recognised National Parks. Killarney National Park is perhaps the
best known of these. Connemara National Park; Glenveagh in Churchill,
Co Donegal; The Burren, Co. Clare and Wicklow Mountains National
Park are the others, and are all worth a visit to experience the
stunning scenery of the Irish countryside.
Gaelic Football and Hurling are the national sports. Gaelic Football
is a field game with speed and thrills differing quite a lot from
British Football. Hurling is a traditional field sport of good skill,
considered the fastest field game in the world. The biggest sporting
events in the country are the All Ireland Football and Hurling Finals,
held in September, which generate a lot of excitement.
The Irish love playing golf. There are approximately 400 links and
parkland courses throughout Ireland. In Ireland a game of golf is
to be enjoyed at your leisure, in spectacular scenery. Many courses
are exceptional and have been favourably compared to the best in
the world. Green fees are usually between €10 and €40
but can be as much as €100+ for the top championship courses.
Tuition will cost about €15per hour.
This word has a particular meaning in Ireland. It means an evening

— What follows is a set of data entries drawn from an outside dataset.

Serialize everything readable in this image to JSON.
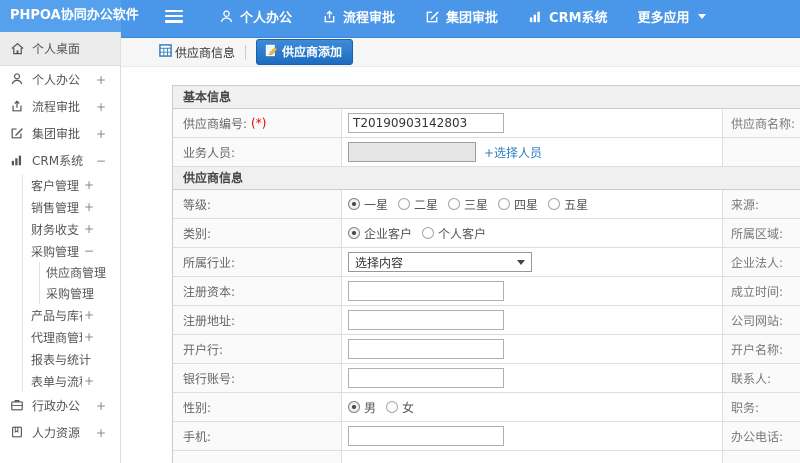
{
  "colors": {
    "header_blue": "#4a96e8",
    "logo_blue": "#55a1ee",
    "active_tab_blue": "#1d6cc0",
    "link_blue": "#2d7dc5",
    "required_red": "#e60000"
  },
  "app": {
    "logo": "PHPOA协同办公软件"
  },
  "topnav": {
    "items": [
      {
        "label": "个人办公",
        "icon": "user-icon"
      },
      {
        "label": "流程审批",
        "icon": "share-icon"
      },
      {
        "label": "集团审批",
        "icon": "edit-icon"
      },
      {
        "label": "CRM系统",
        "icon": "chart-icon"
      },
      {
        "label": "更多应用",
        "icon": "caret-down-icon"
      }
    ]
  },
  "sidebar": {
    "items": [
      {
        "label": "个人桌面",
        "icon": "home-icon",
        "expander": "",
        "active": true
      },
      {
        "label": "个人办公",
        "icon": "user-icon",
        "expander": "+"
      },
      {
        "label": "流程审批",
        "icon": "share-icon",
        "expander": "+"
      },
      {
        "label": "集团审批",
        "icon": "edit-icon",
        "expander": "+"
      },
      {
        "label": "CRM系统",
        "icon": "chart-icon",
        "expander": "−"
      },
      {
        "label": "客户管理",
        "expander": "+"
      },
      {
        "label": "销售管理",
        "expander": "+"
      },
      {
        "label": "财务收支",
        "expander": "+"
      },
      {
        "label": "采购管理",
        "expander": "−"
      },
      {
        "label": "供应商管理",
        "expander": ""
      },
      {
        "label": "采购管理",
        "expander": ""
      },
      {
        "label": "产品与库存",
        "expander": "+"
      },
      {
        "label": "代理商管理",
        "expander": "+"
      },
      {
        "label": "报表与统计",
        "expander": ""
      },
      {
        "label": "表单与流程设置",
        "expander": "+"
      },
      {
        "label": "行政办公",
        "icon": "cabinet-icon",
        "expander": "+"
      },
      {
        "label": "人力资源",
        "icon": "book-icon",
        "expander": "+"
      }
    ]
  },
  "tabs": [
    {
      "label": "供应商信息",
      "icon": "table-icon",
      "active": false
    },
    {
      "label": "供应商添加",
      "icon": "add-doc-icon",
      "active": true
    }
  ],
  "form": {
    "sections": [
      {
        "title": "基本信息",
        "rows": [
          {
            "label": "供应商编号:",
            "req": "(*)",
            "input_value": "T20190903142803",
            "right_label": "供应商名称:",
            "right_req": "(*)"
          },
          {
            "label": "业务人员:",
            "req": "",
            "link": "+选择人员",
            "right_label": "",
            "right_req": ""
          }
        ]
      },
      {
        "title": "供应商信息",
        "rows": [
          {
            "label": "等级:",
            "right_label": "来源:",
            "options": [
              {
                "label": "一星",
                "checked": true
              },
              {
                "label": "二星",
                "checked": false
              },
              {
                "label": "三星",
                "checked": false
              },
              {
                "label": "四星",
                "checked": false
              },
              {
                "label": "五星",
                "checked": false
              }
            ]
          },
          {
            "label": "类别:",
            "right_label": "所属区域:",
            "options": [
              {
                "label": "企业客户",
                "checked": true
              },
              {
                "label": "个人客户",
                "checked": false
              }
            ]
          },
          {
            "label": "所属行业:",
            "right_label": "企业法人:",
            "select_value": "选择内容"
          },
          {
            "label": "注册资本:",
            "right_label": "成立时间:"
          },
          {
            "label": "注册地址:",
            "right_label": "公司网站:"
          },
          {
            "label": "开户行:",
            "right_label": "开户名称:"
          },
          {
            "label": "银行账号:",
            "right_label": "联系人:"
          },
          {
            "label": "性别:",
            "right_label": "职务:",
            "options": [
              {
                "label": "男",
                "checked": true
              },
              {
                "label": "女",
                "checked": false
              }
            ]
          },
          {
            "label": "手机:",
            "right_label": "办公电话:"
          }
        ]
      }
    ]
  }
}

of music and song and the pub is usually the place where it starts.
Someone produces a guitar, next, a bodhran (the traditional drum)
appears and soon everyone in the room is singing along. The songs
and the fun are determined by audience participation.
The social hub of Irish life is the pub. The pub is where conversation
is at its best. Here business deals are done, family matters discussed,
romances conducted and visitors entertained with wit and song. The
pub is a people watcher's paradise and it's not necessary to drink
alcohol to enjoy the lively atmosphere. Pub lunches are an economical
and pleasant way to enjoy a meal. Most pubs provide soup, sandwiches
salads and often a complete lunch for about €6.00